Something else he should be remembered for, though, is how he dealt with his own depression. His first encounter with the demon followed the typically accepted treatment of the day – the doctor urged him not to identify it as depression and said he would get over it in time, falling back on the “pull yourself up by your boot straps” treatment
But Mike didn’t get better. He moved downward into depression and finally saw no way out but suicide. Again, the attempt to end his life was hushed and instead the public was told that he was in the hospital and being treated for exhaustion.
Ah, the missed opportunities that were there to educate the public on depression being an illness, that it can happen to anyone, that it is not a weakness for a man to have depression, and people can and do get better.
Mike Wallace didn’t hesitate to talk about his depression. His advice was to get a good psychiatrist and the right medication. Yes, do that but also don’t be afraid to talk about the very real illness of depression. It will help everyone – the depressed one, the family, the friends – see it as the illness that it is and then perhaps everyone will offer some loving care to all who suffer from its effects.

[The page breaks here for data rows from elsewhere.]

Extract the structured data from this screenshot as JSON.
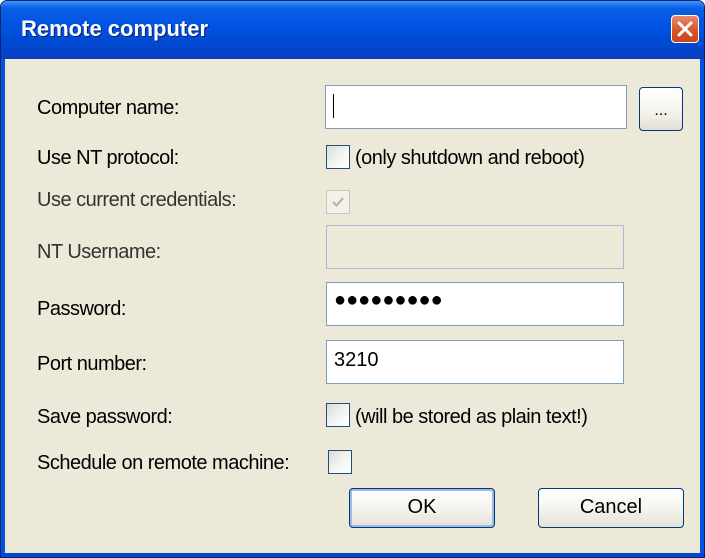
{
  "window": {
    "title": "Remote computer"
  },
  "fields": {
    "computer_name": {
      "label": "Computer name:",
      "value": ""
    },
    "browse_label": "...",
    "use_nt": {
      "label": "Use NT protocol:",
      "note": "(only shutdown and reboot)",
      "checked": false
    },
    "use_credentials": {
      "label": "Use current credentials:",
      "checked": true,
      "disabled": true
    },
    "nt_username": {
      "label": "NT Username:",
      "value": ""
    },
    "password": {
      "label": "Password:",
      "masked_value": "●●●●●●●●●"
    },
    "port": {
      "label": "Port number:",
      "value": "3210"
    },
    "save_password": {
      "label": "Save password:",
      "note": "(will be stored as plain text!)",
      "checked": false
    },
    "schedule": {
      "label": "Schedule on remote machine:",
      "checked": false
    }
  },
  "buttons": {
    "ok": "OK",
    "cancel": "Cancel"
  },
  "colors": {
    "titlebar": "#0054e3",
    "dialog_bg": "#ece9d8",
    "close": "#d6552b"
  }
}
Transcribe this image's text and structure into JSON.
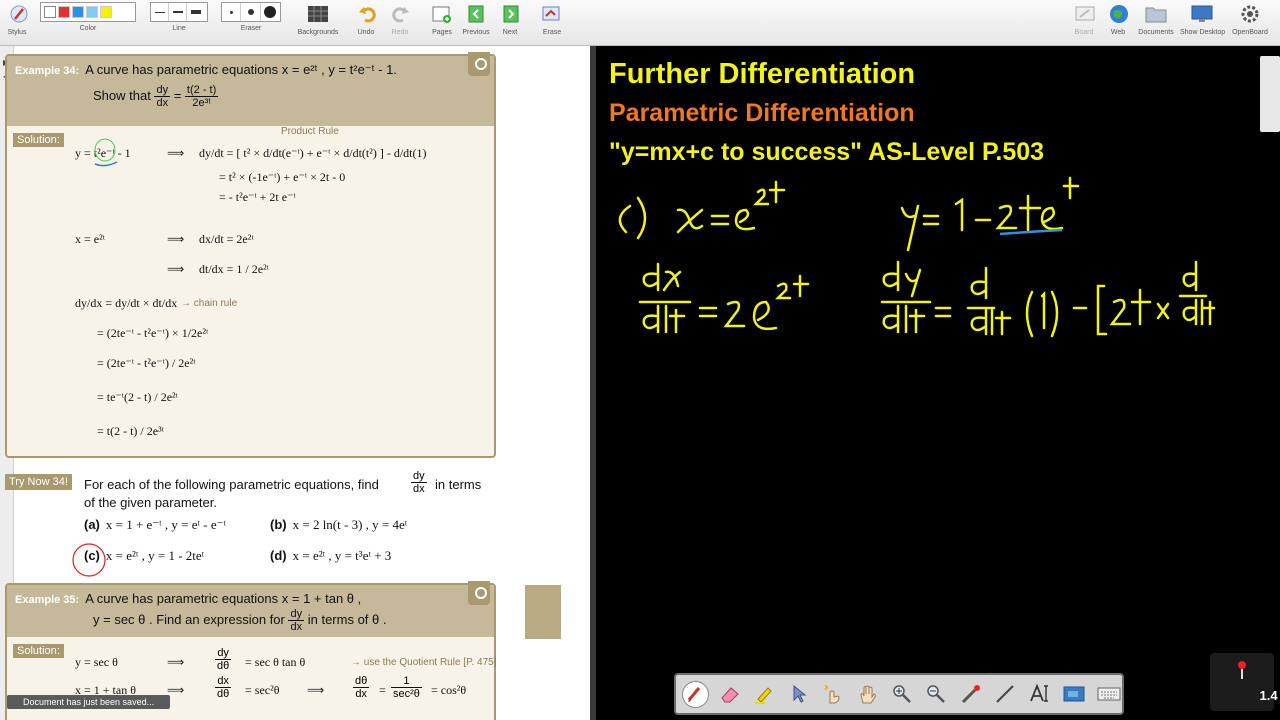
{
  "toolbar": {
    "stylus": "Stylus",
    "color": "Color",
    "line": "Line",
    "eraser": "Eraser",
    "backgrounds": "Backgrounds",
    "undo": "Undo",
    "redo": "Redo",
    "pages": "Pages",
    "previous": "Previous",
    "next": "Next",
    "erase": "Erase",
    "board": "Board",
    "web": "Web",
    "documents": "Documents",
    "show_desktop": "Show Desktop",
    "openboard": "OpenBoard",
    "swatch_colors": [
      "#ffffff",
      "#e53030",
      "#2f8fe6",
      "#7ecbf5",
      "#f5f100"
    ]
  },
  "example34": {
    "tag": "Example 34:",
    "prompt": "A curve has parametric equations x = e²ᵗ , y = t²e⁻ᵗ - 1.",
    "show_that": "Show that",
    "dydx": "dy",
    "dx": "dx",
    "rhs_num": "t(2 - t)",
    "rhs_den": "2e³ᵗ",
    "solution_tag": "Solution:",
    "product_rule": "Product Rule",
    "lines": [
      "y = t²e⁻ᵗ - 1",
      "⟹",
      "dy/dt = [ t² × d/dt(e⁻ᵗ) + e⁻ᵗ × d/dt(t²) ] - d/dt(1)",
      "= t² × (-1e⁻ᵗ) + e⁻ᵗ × 2t - 0",
      "= - t²e⁻ᵗ + 2t e⁻ᵗ",
      "x = e²ᵗ",
      "dx/dt = 2e²ᵗ",
      "dt/dx = 1 / 2e²ᵗ",
      "dy/dx = dy/dt × dt/dx",
      "→ chain rule",
      "= (2te⁻ᵗ - t²e⁻ᵗ) × 1/2e²ᵗ",
      "= (2te⁻ᵗ - t²e⁻ᵗ) / 2e²ᵗ",
      "= te⁻ᵗ(2 - t) / 2e²ᵗ",
      "= t(2 - t) / 2e³ᵗ"
    ]
  },
  "trynow": {
    "tag": "Try Now 34!",
    "text": "For each of the following parametric equations, find",
    "text2": "in terms",
    "text3": "of the given parameter.",
    "a_label": "(a)",
    "a": "x = 1 + e⁻ᵗ ,  y = eᵗ - e⁻ᵗ",
    "b_label": "(b)",
    "b": "x = 2 ln(t - 3) ,  y = 4eᵗ",
    "c_label": "(c)",
    "c": "x = e²ᵗ ,  y = 1 - 2teᵗ",
    "d_label": "(d)",
    "d": "x = e²ᵗ ,  y = t³eᵗ + 3"
  },
  "example35": {
    "tag": "Example 35:",
    "prompt": "A curve has parametric equations x = 1 + tan θ ,",
    "prompt2a": "y = sec θ .  Find an expression for",
    "prompt2b": "in terms of θ .",
    "dy": "dy",
    "dx": "dx",
    "solution_tag": "Solution:",
    "l1": "y = sec θ",
    "arrow": "⟹",
    "l1r_num": "dy",
    "l1r_den": "dθ",
    "l1r": "= sec θ tan θ",
    "quotient_note": "→ use the Quotient Rule [P. 475]",
    "l2": "x = 1 + tan θ",
    "l2r_num": "dx",
    "l2r_den": "dθ",
    "l2r": "= sec²θ",
    "l2rr_num": "dθ",
    "l2rr_den": "dx",
    "l2rr_a": "=",
    "l2rr_b": "1",
    "l2rr_c": "sec²θ",
    "l2rr_d": "= cos²θ"
  },
  "status": {
    "toast": "Document has just been saved..."
  },
  "board": {
    "title": "Further Differentiation",
    "subtitle": "Parametric Differentiation",
    "tagline": "\"y=mx+c to success\"  AS-Level P.503"
  },
  "zoom": {
    "level": "1.4 x"
  }
}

This post was made by Bernadette Stankard, Co-author of Dancing in the Dark: How to Take Care of Yourself When Someone You Love is Depressed.